**DATA SUPPLIED**.
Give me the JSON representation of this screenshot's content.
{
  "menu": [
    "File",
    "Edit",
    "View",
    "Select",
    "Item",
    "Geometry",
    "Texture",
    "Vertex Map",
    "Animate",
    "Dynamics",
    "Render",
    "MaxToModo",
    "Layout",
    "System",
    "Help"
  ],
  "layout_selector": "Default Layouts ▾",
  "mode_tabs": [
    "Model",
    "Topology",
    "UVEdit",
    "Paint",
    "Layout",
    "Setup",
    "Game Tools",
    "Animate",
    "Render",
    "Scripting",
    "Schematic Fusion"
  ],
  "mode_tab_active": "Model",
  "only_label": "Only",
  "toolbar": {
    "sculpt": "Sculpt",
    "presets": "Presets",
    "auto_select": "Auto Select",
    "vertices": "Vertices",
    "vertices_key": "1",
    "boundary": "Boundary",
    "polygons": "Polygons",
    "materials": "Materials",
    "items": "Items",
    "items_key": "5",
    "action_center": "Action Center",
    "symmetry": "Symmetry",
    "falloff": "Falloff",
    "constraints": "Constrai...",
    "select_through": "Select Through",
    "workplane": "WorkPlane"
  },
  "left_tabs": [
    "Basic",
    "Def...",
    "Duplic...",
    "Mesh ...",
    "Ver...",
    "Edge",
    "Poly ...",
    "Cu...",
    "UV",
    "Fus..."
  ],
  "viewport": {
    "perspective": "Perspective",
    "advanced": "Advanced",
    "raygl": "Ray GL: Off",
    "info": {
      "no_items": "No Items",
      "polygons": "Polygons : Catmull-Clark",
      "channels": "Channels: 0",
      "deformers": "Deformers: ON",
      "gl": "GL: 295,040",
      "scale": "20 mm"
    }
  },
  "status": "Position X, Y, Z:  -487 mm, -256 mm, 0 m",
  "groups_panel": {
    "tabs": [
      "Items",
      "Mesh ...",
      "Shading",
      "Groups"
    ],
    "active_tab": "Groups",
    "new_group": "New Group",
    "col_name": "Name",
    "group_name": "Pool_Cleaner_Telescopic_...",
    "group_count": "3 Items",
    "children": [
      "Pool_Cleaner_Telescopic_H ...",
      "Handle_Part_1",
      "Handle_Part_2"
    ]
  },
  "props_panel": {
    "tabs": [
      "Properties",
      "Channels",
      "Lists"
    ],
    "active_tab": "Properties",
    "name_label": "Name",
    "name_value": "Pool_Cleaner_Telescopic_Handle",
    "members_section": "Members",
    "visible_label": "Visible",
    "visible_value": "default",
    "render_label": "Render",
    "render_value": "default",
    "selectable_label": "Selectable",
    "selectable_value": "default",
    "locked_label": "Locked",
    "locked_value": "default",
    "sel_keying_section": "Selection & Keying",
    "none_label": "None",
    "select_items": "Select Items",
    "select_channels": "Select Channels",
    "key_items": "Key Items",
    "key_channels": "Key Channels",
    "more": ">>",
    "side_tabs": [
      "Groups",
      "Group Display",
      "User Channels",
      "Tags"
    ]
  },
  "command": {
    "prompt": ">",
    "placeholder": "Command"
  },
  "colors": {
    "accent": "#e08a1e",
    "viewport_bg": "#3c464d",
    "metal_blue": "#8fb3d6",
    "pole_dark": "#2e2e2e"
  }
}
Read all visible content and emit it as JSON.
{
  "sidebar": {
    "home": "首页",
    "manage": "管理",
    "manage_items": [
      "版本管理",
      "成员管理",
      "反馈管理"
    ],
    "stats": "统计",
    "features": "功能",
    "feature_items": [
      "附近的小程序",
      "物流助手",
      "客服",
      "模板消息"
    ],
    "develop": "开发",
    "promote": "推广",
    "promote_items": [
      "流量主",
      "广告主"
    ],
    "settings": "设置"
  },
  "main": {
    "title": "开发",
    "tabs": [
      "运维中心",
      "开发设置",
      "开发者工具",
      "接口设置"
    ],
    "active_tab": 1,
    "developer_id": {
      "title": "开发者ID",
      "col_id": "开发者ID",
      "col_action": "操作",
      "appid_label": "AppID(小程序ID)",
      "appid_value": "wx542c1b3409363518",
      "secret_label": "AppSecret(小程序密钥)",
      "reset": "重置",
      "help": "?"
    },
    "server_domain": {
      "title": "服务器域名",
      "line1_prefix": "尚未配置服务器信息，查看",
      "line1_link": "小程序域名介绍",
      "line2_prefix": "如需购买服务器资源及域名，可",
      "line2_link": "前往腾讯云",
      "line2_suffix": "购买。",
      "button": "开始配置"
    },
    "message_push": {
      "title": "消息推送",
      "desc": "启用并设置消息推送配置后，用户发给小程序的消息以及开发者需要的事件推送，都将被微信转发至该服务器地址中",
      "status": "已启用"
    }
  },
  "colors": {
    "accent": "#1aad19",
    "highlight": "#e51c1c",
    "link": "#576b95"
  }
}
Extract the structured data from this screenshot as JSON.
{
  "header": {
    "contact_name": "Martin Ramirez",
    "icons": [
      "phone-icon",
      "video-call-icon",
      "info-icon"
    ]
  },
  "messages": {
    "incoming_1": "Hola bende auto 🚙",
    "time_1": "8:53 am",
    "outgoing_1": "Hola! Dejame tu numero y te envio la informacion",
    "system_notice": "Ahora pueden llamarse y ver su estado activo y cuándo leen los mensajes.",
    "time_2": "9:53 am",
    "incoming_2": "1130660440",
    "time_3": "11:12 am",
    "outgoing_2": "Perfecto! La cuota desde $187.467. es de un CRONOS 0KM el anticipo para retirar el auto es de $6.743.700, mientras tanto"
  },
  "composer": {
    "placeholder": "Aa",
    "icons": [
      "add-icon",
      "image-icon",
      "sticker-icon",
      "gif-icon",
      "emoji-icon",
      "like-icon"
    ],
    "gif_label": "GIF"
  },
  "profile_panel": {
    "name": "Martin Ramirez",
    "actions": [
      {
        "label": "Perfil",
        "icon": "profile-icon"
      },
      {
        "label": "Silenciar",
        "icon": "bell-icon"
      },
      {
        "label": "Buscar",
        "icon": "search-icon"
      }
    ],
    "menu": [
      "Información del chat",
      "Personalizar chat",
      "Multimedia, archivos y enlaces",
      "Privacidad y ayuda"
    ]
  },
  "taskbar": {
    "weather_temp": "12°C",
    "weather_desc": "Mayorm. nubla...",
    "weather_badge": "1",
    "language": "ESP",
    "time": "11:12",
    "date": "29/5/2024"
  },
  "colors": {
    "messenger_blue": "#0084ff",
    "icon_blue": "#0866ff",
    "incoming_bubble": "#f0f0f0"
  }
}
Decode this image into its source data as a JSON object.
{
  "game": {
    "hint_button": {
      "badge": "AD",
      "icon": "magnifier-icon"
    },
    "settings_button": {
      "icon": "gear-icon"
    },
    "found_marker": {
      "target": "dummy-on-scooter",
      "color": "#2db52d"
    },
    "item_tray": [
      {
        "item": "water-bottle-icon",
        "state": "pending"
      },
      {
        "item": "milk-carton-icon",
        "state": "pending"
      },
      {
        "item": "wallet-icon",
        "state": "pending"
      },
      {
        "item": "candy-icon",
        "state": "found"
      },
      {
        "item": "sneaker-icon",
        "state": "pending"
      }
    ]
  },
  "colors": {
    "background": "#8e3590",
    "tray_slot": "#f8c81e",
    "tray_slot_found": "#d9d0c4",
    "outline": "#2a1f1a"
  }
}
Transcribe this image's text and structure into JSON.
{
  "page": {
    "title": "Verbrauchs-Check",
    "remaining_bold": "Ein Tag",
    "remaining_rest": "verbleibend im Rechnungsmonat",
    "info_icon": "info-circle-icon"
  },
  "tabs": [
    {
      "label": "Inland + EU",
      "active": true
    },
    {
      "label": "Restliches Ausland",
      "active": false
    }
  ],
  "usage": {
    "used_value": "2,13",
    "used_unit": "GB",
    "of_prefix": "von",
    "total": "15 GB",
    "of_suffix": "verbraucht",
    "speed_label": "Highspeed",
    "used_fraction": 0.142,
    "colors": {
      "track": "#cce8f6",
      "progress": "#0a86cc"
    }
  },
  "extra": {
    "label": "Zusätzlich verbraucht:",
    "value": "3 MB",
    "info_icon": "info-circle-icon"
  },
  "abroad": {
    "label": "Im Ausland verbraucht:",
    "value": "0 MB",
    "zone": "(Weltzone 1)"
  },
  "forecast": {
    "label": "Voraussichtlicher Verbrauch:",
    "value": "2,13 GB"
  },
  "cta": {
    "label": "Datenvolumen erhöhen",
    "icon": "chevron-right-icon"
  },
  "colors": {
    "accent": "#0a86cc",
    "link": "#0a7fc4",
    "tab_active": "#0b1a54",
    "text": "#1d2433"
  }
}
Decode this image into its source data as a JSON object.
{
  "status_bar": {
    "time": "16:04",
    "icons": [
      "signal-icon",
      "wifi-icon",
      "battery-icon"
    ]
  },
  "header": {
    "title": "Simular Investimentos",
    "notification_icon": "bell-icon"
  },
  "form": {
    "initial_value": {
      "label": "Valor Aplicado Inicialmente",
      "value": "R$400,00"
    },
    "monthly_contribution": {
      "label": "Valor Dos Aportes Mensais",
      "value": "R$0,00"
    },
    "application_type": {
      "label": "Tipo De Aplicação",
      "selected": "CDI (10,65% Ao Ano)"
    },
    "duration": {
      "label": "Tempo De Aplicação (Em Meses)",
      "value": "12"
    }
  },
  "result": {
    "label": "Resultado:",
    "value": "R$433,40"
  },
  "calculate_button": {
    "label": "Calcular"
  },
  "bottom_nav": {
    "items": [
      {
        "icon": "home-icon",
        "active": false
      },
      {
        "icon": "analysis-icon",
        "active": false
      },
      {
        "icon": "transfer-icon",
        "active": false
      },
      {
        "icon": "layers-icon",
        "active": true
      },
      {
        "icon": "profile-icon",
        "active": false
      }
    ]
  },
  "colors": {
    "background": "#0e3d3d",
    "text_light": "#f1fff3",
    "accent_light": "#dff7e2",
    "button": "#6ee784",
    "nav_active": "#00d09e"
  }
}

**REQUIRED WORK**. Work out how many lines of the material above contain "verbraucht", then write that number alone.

**YOUR SOLUTION**. 3